(Records)
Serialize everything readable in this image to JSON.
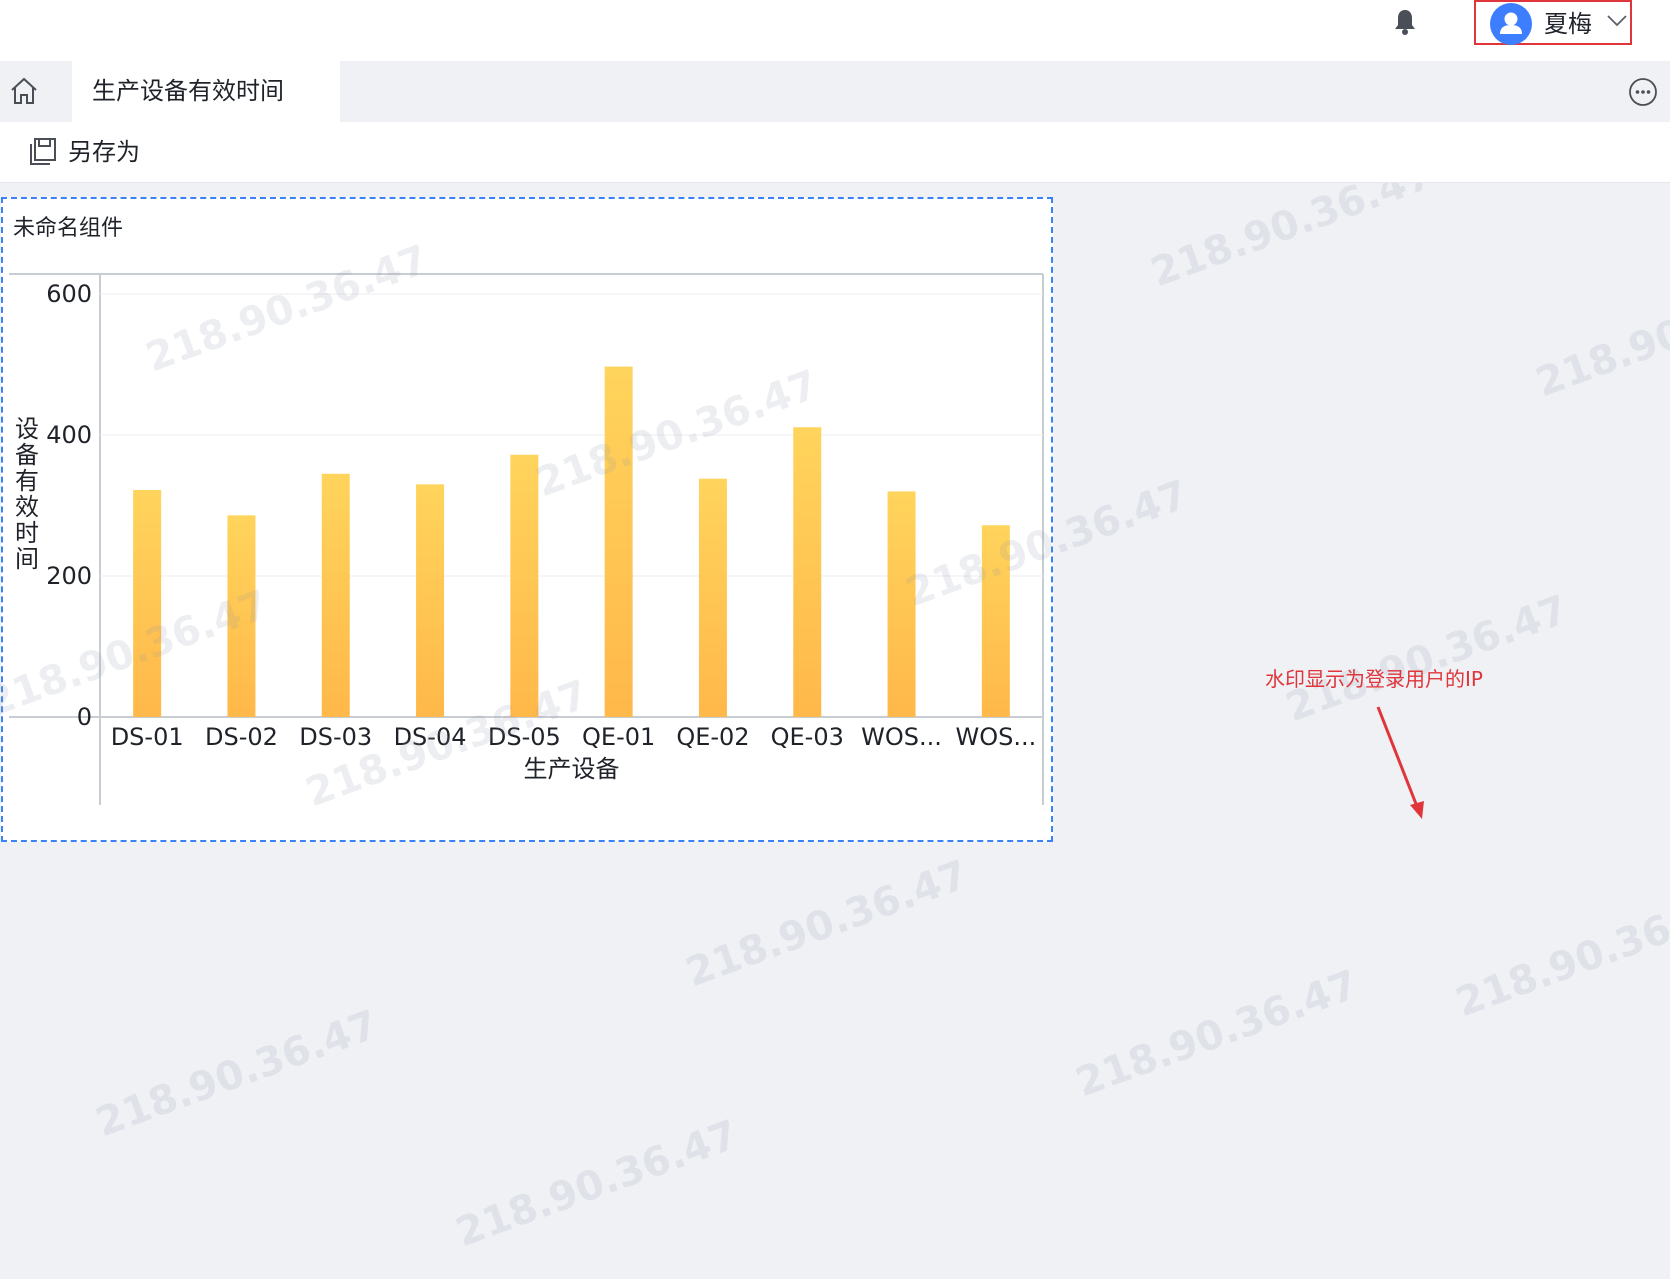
{
  "header": {
    "user_name": "夏梅",
    "icons": {
      "bell": "bell-icon",
      "avatar": "user-avatar-icon",
      "dropdown": "chevron-down-icon"
    }
  },
  "tabs": {
    "home_icon": "home-icon",
    "active_tab_label": "生产设备有效时间",
    "more_icon": "more-options-icon"
  },
  "toolbar": {
    "save_as_label": "另存为",
    "save_as_icon": "save-as-icon"
  },
  "widget": {
    "title": "未命名组件"
  },
  "watermark": {
    "text": "218.90.36.47"
  },
  "annotation": {
    "text": "水印显示为登录用户的IP",
    "color": "#e0353b"
  },
  "colors": {
    "bar_top": "#ffd45c",
    "bar_bottom": "#ffb84a",
    "selection_border": "#3a82f7",
    "highlight_border": "#e0353b",
    "avatar": "#3d7eff"
  },
  "chart_data": {
    "type": "bar",
    "categories": [
      "DS-01",
      "DS-02",
      "DS-03",
      "DS-04",
      "DS-05",
      "QE-01",
      "QE-02",
      "QE-03",
      "WOS...",
      "WOS..."
    ],
    "values": [
      322,
      286,
      345,
      330,
      372,
      497,
      338,
      411,
      320,
      272
    ],
    "xlabel": "生产设备",
    "ylabel": "设备有效时间",
    "yticks": [
      0,
      200,
      400,
      600
    ],
    "ylim": [
      0,
      600
    ],
    "grid": true,
    "legend": "none"
  }
}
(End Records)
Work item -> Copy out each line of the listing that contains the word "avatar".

Answer ->
      "avatar": "user-avatar-icon",
    "avatar": "#3d7eff"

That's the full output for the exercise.